How to Create a Studio Space

My first studio was a little (child-sized) table in a corner of my room. I was about 10 years old, and I wanted to draw cartoon characters.

A few years later, I graduated to a small drafting table, complete with an adjustable angle. I kept my drawing tools in a caddy on top of a file cabinet. I drew comics.

I don’t have any of that stuff now, but it was great to have my own little spot to draw in. It was my own little world.

A Dedicated Space

What was great about it was it was a dedicated spot for making my art. I think that’s important for anyone pursuing anything creative. Just like arriving at the office puts you in a frame of mind to get work done, or even putting on your gym clothes can mentally prepare you to work out. Settling in to your work space can get you ready to do your work.

Your workspace might be in the living room, and you set up your easel after everyone else in the family has gone to bed. Maybe you draw at the kitchen table. Or set up an easel in your apartment’s kitchen and turn on the exhaust fan while you paint with oils and hope the landlord doesn’t find out. If you’re lucky, you might have a spare room to turn into your studio. Or a backyard shed!

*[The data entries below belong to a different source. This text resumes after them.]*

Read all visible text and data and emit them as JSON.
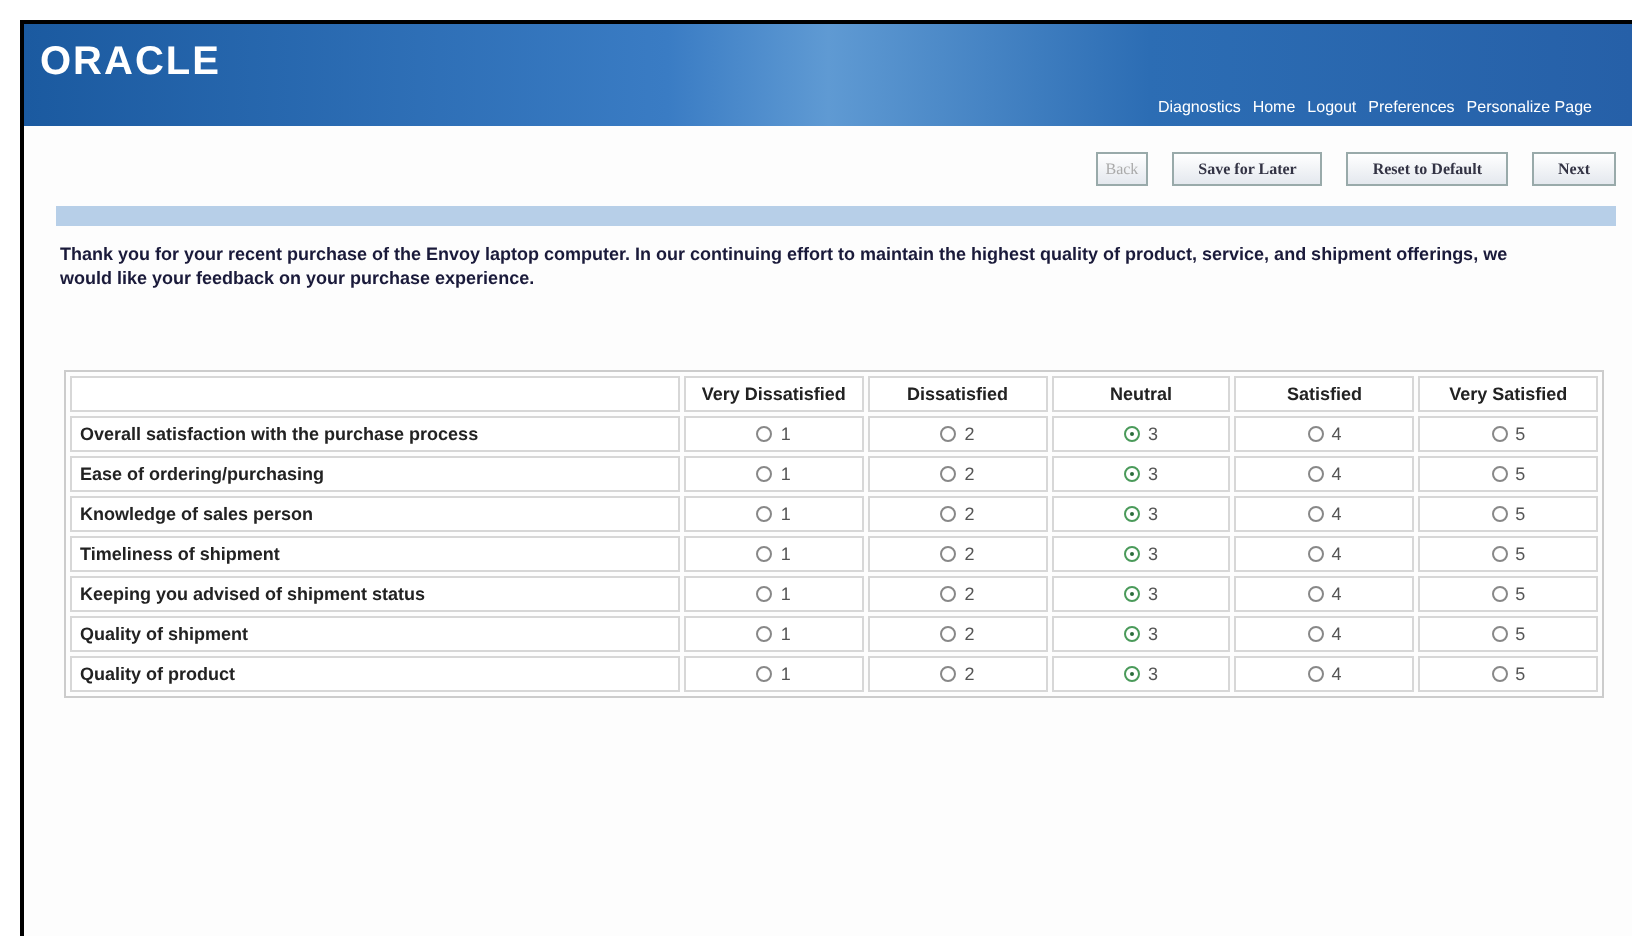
{
  "header": {
    "logo": "ORACLE",
    "links": [
      "Diagnostics",
      "Home",
      "Logout",
      "Preferences",
      "Personalize Page"
    ]
  },
  "buttons": [
    {
      "label": "Back",
      "disabled": true
    },
    {
      "label": "Save for Later",
      "disabled": false
    },
    {
      "label": "Reset to Default",
      "disabled": false
    },
    {
      "label": "Next",
      "disabled": false
    }
  ],
  "intro": "Thank you for your recent purchase of the Envoy laptop computer. In our continuing effort to maintain the highest quality of product, service, and shipment offerings, we would like your feedback on your purchase experience.",
  "table": {
    "columns": [
      "Very Dissatisfied",
      "Dissatisfied",
      "Neutral",
      "Satisfied",
      "Very Satisfied"
    ],
    "rows": [
      {
        "label": "Overall satisfaction with the purchase process",
        "options": [
          {
            "value": "1",
            "selected": false
          },
          {
            "value": "2",
            "selected": false
          },
          {
            "value": "3",
            "selected": true
          },
          {
            "value": "4",
            "selected": false
          },
          {
            "value": "5",
            "selected": false
          }
        ]
      },
      {
        "label": "Ease of ordering/purchasing",
        "options": [
          {
            "value": "1",
            "selected": false
          },
          {
            "value": "2",
            "selected": false
          },
          {
            "value": "3",
            "selected": true
          },
          {
            "value": "4",
            "selected": false
          },
          {
            "value": "5",
            "selected": false
          }
        ]
      },
      {
        "label": "Knowledge of sales person",
        "options": [
          {
            "value": "1",
            "selected": false
          },
          {
            "value": "2",
            "selected": false
          },
          {
            "value": "3",
            "selected": true
          },
          {
            "value": "4",
            "selected": false
          },
          {
            "value": "5",
            "selected": false
          }
        ]
      },
      {
        "label": "Timeliness of shipment",
        "options": [
          {
            "value": "1",
            "selected": false
          },
          {
            "value": "2",
            "selected": false
          },
          {
            "value": "3",
            "selected": true
          },
          {
            "value": "4",
            "selected": false
          },
          {
            "value": "5",
            "selected": false
          }
        ]
      },
      {
        "label": "Keeping you advised of shipment status",
        "options": [
          {
            "value": "1",
            "selected": false
          },
          {
            "value": "2",
            "selected": false
          },
          {
            "value": "3",
            "selected": true
          },
          {
            "value": "4",
            "selected": false
          },
          {
            "value": "5",
            "selected": false
          }
        ]
      },
      {
        "label": "Quality of shipment",
        "options": [
          {
            "value": "1",
            "selected": false
          },
          {
            "value": "2",
            "selected": false
          },
          {
            "value": "3",
            "selected": true
          },
          {
            "value": "4",
            "selected": false
          },
          {
            "value": "5",
            "selected": false
          }
        ]
      },
      {
        "label": "Quality of product",
        "options": [
          {
            "value": "1",
            "selected": false
          },
          {
            "value": "2",
            "selected": false
          },
          {
            "value": "3",
            "selected": true
          },
          {
            "value": "4",
            "selected": false
          },
          {
            "value": "5",
            "selected": false
          }
        ]
      }
    ]
  }
}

Sure, I’d love to have a huge studio with gorgeous lighting like the things I find on Pinterest. (Yes, I have a whole Pinterest board that is just pictures of amazing art studios. I know. It might be a problem.)

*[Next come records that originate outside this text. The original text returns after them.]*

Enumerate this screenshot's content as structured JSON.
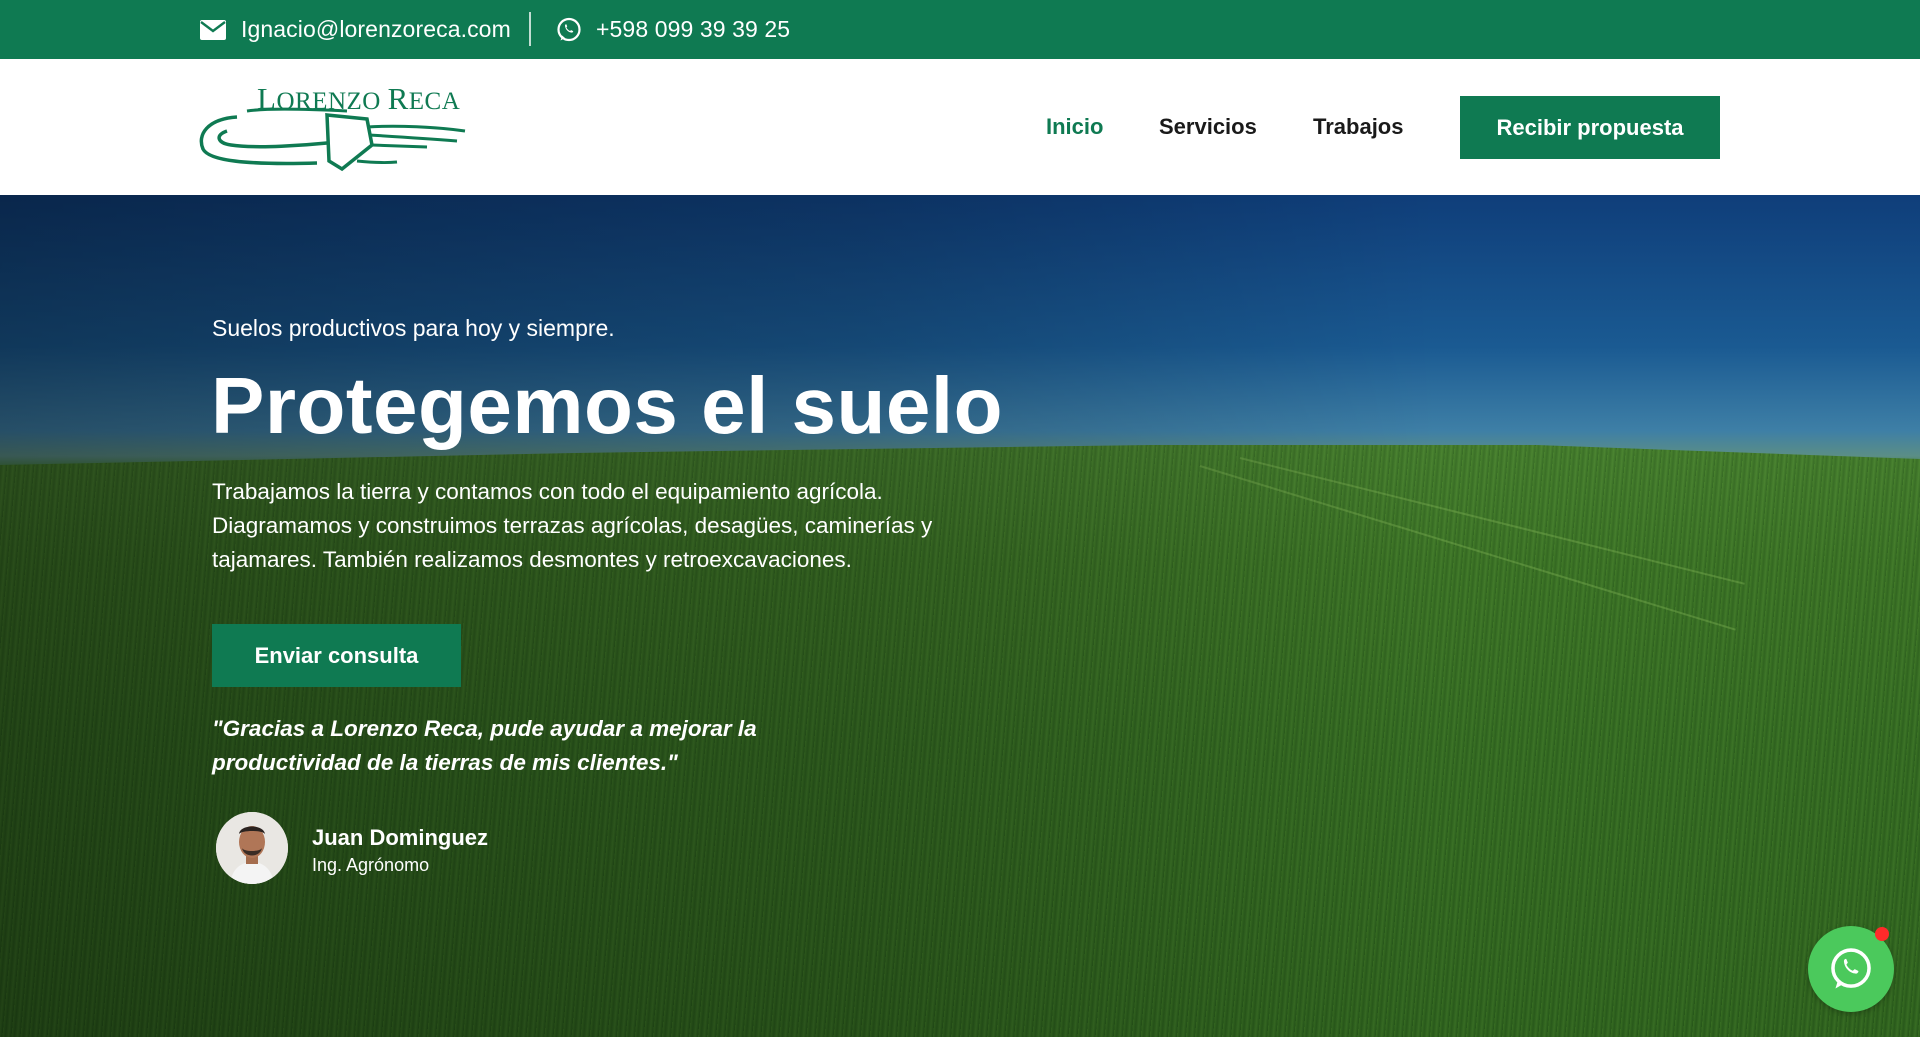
{
  "topbar": {
    "email": "Ignacio@lorenzoreca.com",
    "phone": "+598 099 39 39 25",
    "email_icon": "envelope-icon",
    "phone_icon": "whatsapp-icon"
  },
  "brand": {
    "name_first_initial": "L",
    "name_first_rest": "ORENZO ",
    "name_last_initial": "R",
    "name_last_rest": "ECA"
  },
  "nav": {
    "items": [
      {
        "label": "Inicio",
        "active": true
      },
      {
        "label": "Servicios",
        "active": false
      },
      {
        "label": "Trabajos",
        "active": false
      }
    ],
    "cta_label": "Recibir propuesta"
  },
  "hero": {
    "subtitle": "Suelos productivos para hoy y siempre.",
    "title": "Protegemos el suelo",
    "description": "Trabajamos la tierra y contamos con todo el equipamiento agrícola. Diagramamos y construimos terrazas agrícolas, desagües, caminerías y tajamares. También realizamos desmontes y retroexcavaciones.",
    "cta_label": "Enviar consulta",
    "quote": "\"Gracias a Lorenzo Reca, pude ayudar a mejorar la productividad de la tierras de mis clientes.\"",
    "testimonial": {
      "name": "Juan Dominguez",
      "role": "Ing. Agrónomo"
    }
  },
  "floating": {
    "icon": "whatsapp-icon",
    "has_notification": true
  },
  "colors": {
    "brand_green": "#0f7a52",
    "whatsapp_green": "#4bc95c",
    "notification_red": "#ff2a2a"
  }
}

Even if you have to set up and tear it down every day, carve out your space and make it yours. Because having a dedicated space will help you get in the zone and stay there. Put up quotes and photos of things that inspire you and make you want to do your best work. If you’re right-handed put your brushes, pens, paints, whatever on the right side so you’re not reaching across to get to things.

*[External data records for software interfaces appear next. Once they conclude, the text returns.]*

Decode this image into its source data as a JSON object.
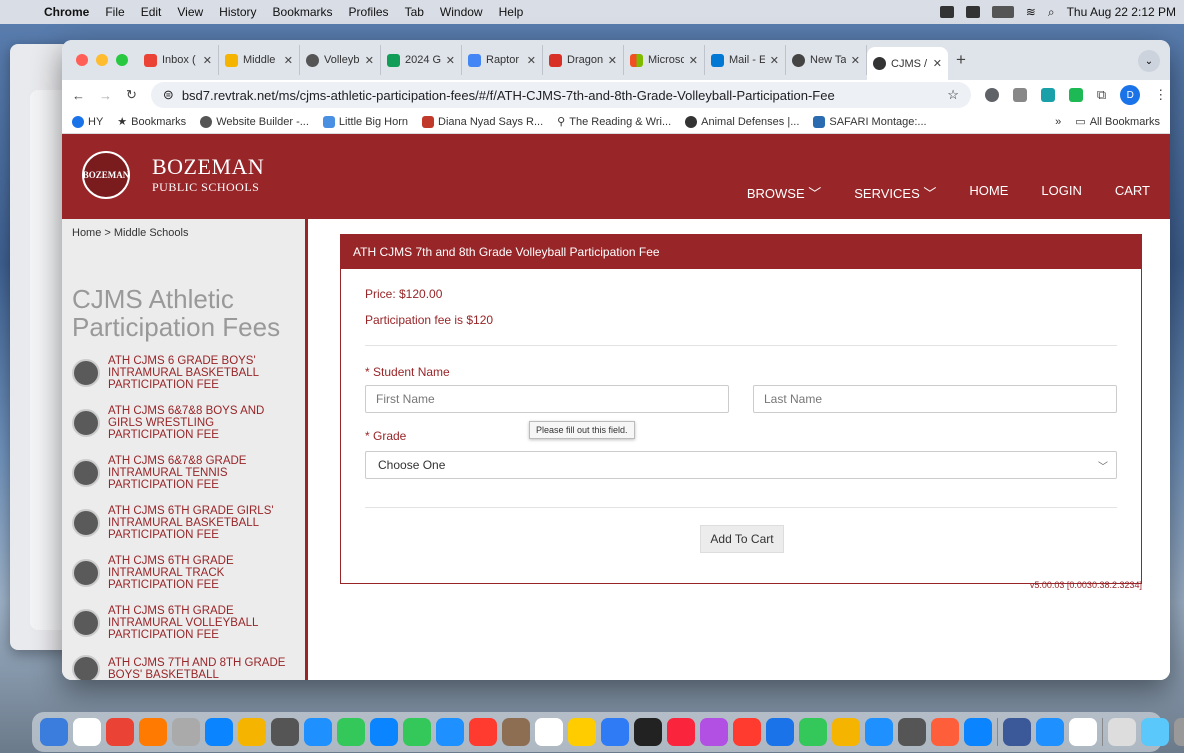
{
  "menubar": {
    "app": "Chrome",
    "items": [
      "File",
      "Edit",
      "View",
      "History",
      "Bookmarks",
      "Profiles",
      "Tab",
      "Window",
      "Help"
    ],
    "clock": "Thu Aug 22  2:12 PM"
  },
  "tabs": [
    {
      "title": "Inbox (",
      "color": "#ea4335"
    },
    {
      "title": "Middle",
      "color": "#f4b400"
    },
    {
      "title": "Volleyb",
      "color": "#555555"
    },
    {
      "title": "2024 G",
      "color": "#0f9d58"
    },
    {
      "title": "Raptor",
      "color": "#4285f4"
    },
    {
      "title": "Dragon",
      "color": "#d93025"
    },
    {
      "title": "Microsc",
      "color": "#f25022"
    },
    {
      "title": "Mail - E",
      "color": "#0078d4"
    },
    {
      "title": "New Ta",
      "color": "#444444"
    },
    {
      "title": "CJMS /",
      "color": "#333333"
    }
  ],
  "url": "bsd7.revtrak.net/ms/cjms-athletic-participation-fees/#/f/ATH-CJMS-7th-and-8th-Grade-Volleyball-Participation-Fee",
  "bookmarks": [
    "HY",
    "Bookmarks",
    "Website Builder -...",
    "Little Big Horn",
    "Diana Nyad Says R...",
    "The Reading & Wri...",
    "Animal Defenses |...",
    "SAFARI Montage:..."
  ],
  "bookmarks_right": [
    "»",
    "All Bookmarks"
  ],
  "avatar_letter": "D",
  "site": {
    "brand1": "BOZEMAN",
    "brand2": "PUBLIC SCHOOLS",
    "logo_text": "BOZEMAN",
    "nav": [
      "BROWSE ﹀",
      "SERVICES ﹀",
      "HOME",
      "LOGIN",
      "CART"
    ]
  },
  "sidebar": {
    "breadcrumb": "Home > Middle Schools",
    "title": "CJMS Athletic Participation Fees",
    "items": [
      "ATH CJMS 6 GRADE BOYS' INTRAMURAL BASKETBALL PARTICIPATION FEE",
      "ATH CJMS 6&7&8 BOYS AND GIRLS WRESTLING PARTICIPATION FEE",
      "ATH CJMS 6&7&8 GRADE INTRAMURAL TENNIS PARTICIPATION FEE",
      "ATH CJMS 6TH GRADE GIRLS' INTRAMURAL BASKETBALL PARTICIPATION FEE",
      "ATH CJMS 6TH GRADE INTRAMURAL TRACK PARTICIPATION FEE",
      "ATH CJMS 6TH GRADE INTRAMURAL VOLLEYBALL PARTICIPATION FEE",
      "ATH CJMS 7TH AND 8TH GRADE BOYS' BASKETBALL"
    ]
  },
  "product": {
    "header": "ATH CJMS 7th and 8th Grade Volleyball Participation Fee",
    "price": "Price: $120.00",
    "fee_note": "Participation fee is $120",
    "student_label": "* Student Name",
    "first_placeholder": "First Name",
    "last_placeholder": "Last Name",
    "tooltip": "Please fill out this field.",
    "grade_label": "* Grade",
    "grade_value": "Choose One",
    "add_button": "Add To Cart",
    "version": "v5.00.03 [0.0030:38.2.3234]"
  },
  "dock_colors": [
    "#3b7ddd",
    "#ffffff",
    "#ea4335",
    "#ff7a00",
    "#aaaaaa",
    "#0a84ff",
    "#f4b400",
    "#555555",
    "#1e90ff",
    "#34c759",
    "#0a84ff",
    "#34c759",
    "#1e90ff",
    "#ff3b30",
    "#8e6e53",
    "#ffffff",
    "#ffcc00",
    "#2f7bf6",
    "#222222",
    "#fa243c",
    "#b150e2",
    "#ff3b30",
    "#1a73e8",
    "#34c759",
    "#f4b400",
    "#1e90ff",
    "#555555",
    "#ff5e3a",
    "#0a84ff",
    "#3b5998",
    "#1e90ff",
    "#ffffff",
    "#dddddd",
    "#5ac8fa",
    "#999999",
    "#cccccc"
  ]
}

The idea is to make it a place you are comfortable and ready to activate the creative side of your brain.

What Not To Do

It’s entirely up to you to go around lighting candles and putting on great music and all that. Personally, I think that would be more of a distraction and, if we’re honest, really another way of procrastinating. Remember that time on The Simpsons when Lisa decided to write a book? (The Book Job)

Yeah, she got sidetracked trying to make everything just right. Meanwhile, her dad and brother and a bunch of other people managed to write a best-seller in shorter time. But that’s beside the point. The point is to not get distracted trying to make your work area “perfect” but to just go ahead and do the work.

All right, so what can you do right now?

Without going into a lot of detail, the first few things that come to mind are things like the following:

  • Find a corner and set up a table or easel there. It doesn’t have to be fancy!
  • Convert a spare room into your studio
  • Use part of the guest bedroom
  • Your former “dump zone” (you know exactly what I’m talking about.)
  • Convert the dining room and eat in the kitchen instead
  • Take over the garage (make sure you have proper heating, cooling, and ventilation)
  • Get a nifty table that can fold up and store things
  • Use a cart to store your supplies on, which can easily be moved around

My point is that there are a lot of ways you can set up a studio. And if you are on the move, carefully set up your bag, pouch, box, whatever you carry around, so you have just what you need and no more, so that you can make your art anywhere.

My question to you:

What are you doing to make a space to work?